* What the task asks:
Output the entries verbatim, including every line.

* Input material:
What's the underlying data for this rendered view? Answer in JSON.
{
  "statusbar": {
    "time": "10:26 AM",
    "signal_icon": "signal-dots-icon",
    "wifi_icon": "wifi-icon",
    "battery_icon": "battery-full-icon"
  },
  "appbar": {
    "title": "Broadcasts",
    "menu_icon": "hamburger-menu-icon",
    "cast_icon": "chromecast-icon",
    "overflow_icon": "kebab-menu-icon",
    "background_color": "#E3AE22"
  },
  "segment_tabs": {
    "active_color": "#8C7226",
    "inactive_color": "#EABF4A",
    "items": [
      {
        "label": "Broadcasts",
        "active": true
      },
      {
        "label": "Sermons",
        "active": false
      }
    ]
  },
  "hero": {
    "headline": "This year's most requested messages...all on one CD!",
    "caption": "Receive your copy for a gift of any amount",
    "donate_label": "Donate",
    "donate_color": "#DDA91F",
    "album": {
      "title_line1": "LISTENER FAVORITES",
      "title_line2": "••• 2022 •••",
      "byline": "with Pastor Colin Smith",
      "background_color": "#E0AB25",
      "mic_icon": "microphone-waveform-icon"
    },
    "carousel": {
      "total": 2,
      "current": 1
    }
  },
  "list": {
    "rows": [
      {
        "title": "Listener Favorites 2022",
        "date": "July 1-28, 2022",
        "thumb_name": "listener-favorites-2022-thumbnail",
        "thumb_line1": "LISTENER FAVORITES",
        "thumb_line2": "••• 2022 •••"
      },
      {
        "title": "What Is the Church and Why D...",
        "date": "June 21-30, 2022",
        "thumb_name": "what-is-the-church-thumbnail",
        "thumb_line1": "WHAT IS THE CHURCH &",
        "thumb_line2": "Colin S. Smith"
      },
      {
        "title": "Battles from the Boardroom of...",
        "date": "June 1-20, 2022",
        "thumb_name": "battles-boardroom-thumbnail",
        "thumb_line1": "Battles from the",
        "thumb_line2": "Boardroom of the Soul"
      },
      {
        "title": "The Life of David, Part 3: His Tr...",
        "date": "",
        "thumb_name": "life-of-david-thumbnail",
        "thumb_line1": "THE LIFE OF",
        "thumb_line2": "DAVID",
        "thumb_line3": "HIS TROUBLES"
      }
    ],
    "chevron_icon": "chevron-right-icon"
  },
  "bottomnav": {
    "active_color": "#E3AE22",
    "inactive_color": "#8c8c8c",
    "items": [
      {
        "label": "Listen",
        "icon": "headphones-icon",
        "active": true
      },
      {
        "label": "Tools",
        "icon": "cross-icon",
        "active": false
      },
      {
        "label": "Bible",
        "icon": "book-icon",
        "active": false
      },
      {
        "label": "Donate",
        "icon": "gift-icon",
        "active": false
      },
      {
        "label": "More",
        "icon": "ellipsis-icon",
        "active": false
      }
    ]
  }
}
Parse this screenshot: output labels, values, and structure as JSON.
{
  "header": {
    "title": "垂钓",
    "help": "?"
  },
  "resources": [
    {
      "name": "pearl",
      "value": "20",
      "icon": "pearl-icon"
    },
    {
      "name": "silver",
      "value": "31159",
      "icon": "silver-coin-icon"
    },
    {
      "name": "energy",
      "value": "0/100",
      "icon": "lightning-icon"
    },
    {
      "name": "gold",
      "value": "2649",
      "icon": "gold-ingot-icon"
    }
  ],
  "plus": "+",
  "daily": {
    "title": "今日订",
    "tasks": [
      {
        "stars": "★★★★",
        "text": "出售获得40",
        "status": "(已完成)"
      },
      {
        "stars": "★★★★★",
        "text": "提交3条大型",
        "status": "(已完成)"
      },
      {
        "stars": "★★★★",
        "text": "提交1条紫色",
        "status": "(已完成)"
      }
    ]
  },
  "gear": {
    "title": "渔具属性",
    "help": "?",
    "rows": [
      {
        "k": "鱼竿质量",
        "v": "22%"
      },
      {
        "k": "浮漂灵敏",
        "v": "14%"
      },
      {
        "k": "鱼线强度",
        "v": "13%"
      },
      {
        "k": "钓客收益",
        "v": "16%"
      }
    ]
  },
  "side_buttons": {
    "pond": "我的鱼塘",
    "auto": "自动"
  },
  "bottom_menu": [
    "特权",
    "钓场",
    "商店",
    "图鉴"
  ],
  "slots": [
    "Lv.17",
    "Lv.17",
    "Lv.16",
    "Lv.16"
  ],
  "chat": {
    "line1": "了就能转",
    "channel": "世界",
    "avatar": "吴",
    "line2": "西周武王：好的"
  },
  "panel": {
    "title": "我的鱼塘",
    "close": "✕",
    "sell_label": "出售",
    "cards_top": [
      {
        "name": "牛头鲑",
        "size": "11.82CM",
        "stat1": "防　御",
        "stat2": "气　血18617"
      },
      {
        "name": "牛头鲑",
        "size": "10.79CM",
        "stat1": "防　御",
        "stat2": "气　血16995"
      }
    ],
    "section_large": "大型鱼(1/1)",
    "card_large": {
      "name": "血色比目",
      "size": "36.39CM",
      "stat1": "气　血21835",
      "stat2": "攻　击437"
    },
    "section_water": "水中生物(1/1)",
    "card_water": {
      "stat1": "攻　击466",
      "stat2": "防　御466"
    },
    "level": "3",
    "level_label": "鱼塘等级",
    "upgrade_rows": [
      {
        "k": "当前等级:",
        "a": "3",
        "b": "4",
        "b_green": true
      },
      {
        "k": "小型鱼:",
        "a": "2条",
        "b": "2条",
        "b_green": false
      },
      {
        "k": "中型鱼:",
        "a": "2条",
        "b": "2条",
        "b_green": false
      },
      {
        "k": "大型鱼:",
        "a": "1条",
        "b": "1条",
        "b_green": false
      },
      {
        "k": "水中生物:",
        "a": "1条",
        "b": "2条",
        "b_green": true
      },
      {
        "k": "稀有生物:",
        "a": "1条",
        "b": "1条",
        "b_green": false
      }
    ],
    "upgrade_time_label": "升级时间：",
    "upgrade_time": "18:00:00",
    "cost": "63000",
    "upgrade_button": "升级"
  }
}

* Problem solution:
What's the underlying data for this rendered view? Answer in JSON.
{
  "statusbar": {
    "time": "10:26 AM",
    "signal_icon": "signal-dots-icon",
    "wifi_icon": "wifi-icon",
    "battery_icon": "battery-full-icon"
  },
  "appbar": {
    "title": "Broadcasts",
    "menu_icon": "hamburger-menu-icon",
    "cast_icon": "chromecast-icon",
    "overflow_icon": "kebab-menu-icon",
    "background_color": "#E3AE22"
  },
  "segment_tabs": {
    "active_color": "#8C7226",
    "inactive_color": "#EABF4A",
    "items": [
      {
        "label": "Broadcasts",
        "active": true
      },
      {
        "label": "Sermons",
        "active": false
      }
    ]
  },
  "hero": {
    "headline": "This year's most requested messages...all on one CD!",
    "caption": "Receive your copy for a gift of any amount",
    "donate_label": "Donate",
    "donate_color": "#DDA91F",
    "album": {
      "title_line1": "LISTENER FAVORITES",
      "title_line2": "••• 2022 •••",
      "byline": "with Pastor Colin Smith",
      "background_color": "#E0AB25",
      "mic_icon": "microphone-waveform-icon"
    },
    "carousel": {
      "total": 2,
      "current": 1
    }
  },
  "list": {
    "rows": [
      {
        "title": "Listener Favorites 2022",
        "date": "July 1-28, 2022",
        "thumb_name": "listener-favorites-2022-thumbnail",
        "thumb_line1": "LISTENER FAVORITES",
        "thumb_line2": "••• 2022 •••"
      },
      {
        "title": "What Is the Church and Why D...",
        "date": "June 21-30, 2022",
        "thumb_name": "what-is-the-church-thumbnail",
        "thumb_line1": "WHAT IS THE CHURCH &",
        "thumb_line2": "Colin S. Smith"
      },
      {
        "title": "Battles from the Boardroom of...",
        "date": "June 1-20, 2022",
        "thumb_name": "battles-boardroom-thumbnail",
        "thumb_line1": "Battles from the",
        "thumb_line2": "Boardroom of the Soul"
      },
      {
        "title": "The Life of David, Part 3: His Tr...",
        "date": "",
        "thumb_name": "life-of-david-thumbnail",
        "thumb_line1": "THE LIFE OF",
        "thumb_line2": "DAVID",
        "thumb_line3": "HIS TROUBLES"
      }
    ],
    "chevron_icon": "chevron-right-icon"
  },
  "bottomnav": {
    "active_color": "#E3AE22",
    "inactive_color": "#8c8c8c",
    "items": [
      {
        "label": "Listen",
        "icon": "headphones-icon",
        "active": true
      },
      {
        "label": "Tools",
        "icon": "cross-icon",
        "active": false
      },
      {
        "label": "Bible",
        "icon": "book-icon",
        "active": false
      },
      {
        "label": "Donate",
        "icon": "gift-icon",
        "active": false
      },
      {
        "label": "More",
        "icon": "ellipsis-icon",
        "active": false
      }
    ]
  }
}
Parse this screenshot: output labels, values, and structure as JSON.
{
  "header": {
    "title": "垂钓",
    "help": "?"
  },
  "resources": [
    {
      "name": "pearl",
      "value": "20",
      "icon": "pearl-icon"
    },
    {
      "name": "silver",
      "value": "31159",
      "icon": "silver-coin-icon"
    },
    {
      "name": "energy",
      "value": "0/100",
      "icon": "lightning-icon"
    },
    {
      "name": "gold",
      "value": "2649",
      "icon": "gold-ingot-icon"
    }
  ],
  "plus": "+",
  "daily": {
    "title": "今日订",
    "tasks": [
      {
        "stars": "★★★★",
        "text": "出售获得40",
        "status": "(已完成)"
      },
      {
        "stars": "★★★★★",
        "text": "提交3条大型",
        "status": "(已完成)"
      },
      {
        "stars": "★★★★",
        "text": "提交1条紫色",
        "status": "(已完成)"
      }
    ]
  },
  "gear": {
    "title": "渔具属性",
    "help": "?",
    "rows": [
      {
        "k": "鱼竿质量",
        "v": "22%"
      },
      {
        "k": "浮漂灵敏",
        "v": "14%"
      },
      {
        "k": "鱼线强度",
        "v": "13%"
      },
      {
        "k": "钓客收益",
        "v": "16%"
      }
    ]
  },
  "side_buttons": {
    "pond": "我的鱼塘",
    "auto": "自动"
  },
  "bottom_menu": [
    "特权",
    "钓场",
    "商店",
    "图鉴"
  ],
  "slots": [
    "Lv.17",
    "Lv.17",
    "Lv.16",
    "Lv.16"
  ],
  "chat": {
    "line1": "了就能转",
    "channel": "世界",
    "avatar": "吴",
    "line2": "西周武王：好的"
  },
  "panel": {
    "title": "我的鱼塘",
    "close": "✕",
    "sell_label": "出售",
    "cards_top": [
      {
        "name": "牛头鲑",
        "size": "11.82CM",
        "stat1": "防　御",
        "stat2": "气　血18617"
      },
      {
        "name": "牛头鲑",
        "size": "10.79CM",
        "stat1": "防　御",
        "stat2": "气　血16995"
      }
    ],
    "section_large": "大型鱼(1/1)",
    "card_large": {
      "name": "血色比目",
      "size": "36.39CM",
      "stat1": "气　血21835",
      "stat2": "攻　击437"
    },
    "section_water": "水中生物(1/1)",
    "card_water": {
      "stat1": "攻　击466",
      "stat2": "防　御466"
    },
    "level": "3",
    "level_label": "鱼塘等级",
    "upgrade_rows": [
      {
        "k": "当前等级:",
        "a": "3",
        "b": "4",
        "b_green": true
      },
      {
        "k": "小型鱼:",
        "a": "2条",
        "b": "2条",
        "b_green": false
      },
      {
        "k": "中型鱼:",
        "a": "2条",
        "b": "2条",
        "b_green": false
      },
      {
        "k": "大型鱼:",
        "a": "1条",
        "b": "1条",
        "b_green": false
      },
      {
        "k": "水中生物:",
        "a": "1条",
        "b": "2条",
        "b_green": true
      },
      {
        "k": "稀有生物:",
        "a": "1条",
        "b": "1条",
        "b_green": false
      }
    ],
    "upgrade_time_label": "升级时间：",
    "upgrade_time": "18:00:00",
    "cost": "63000",
    "upgrade_button": "升级"
  }
}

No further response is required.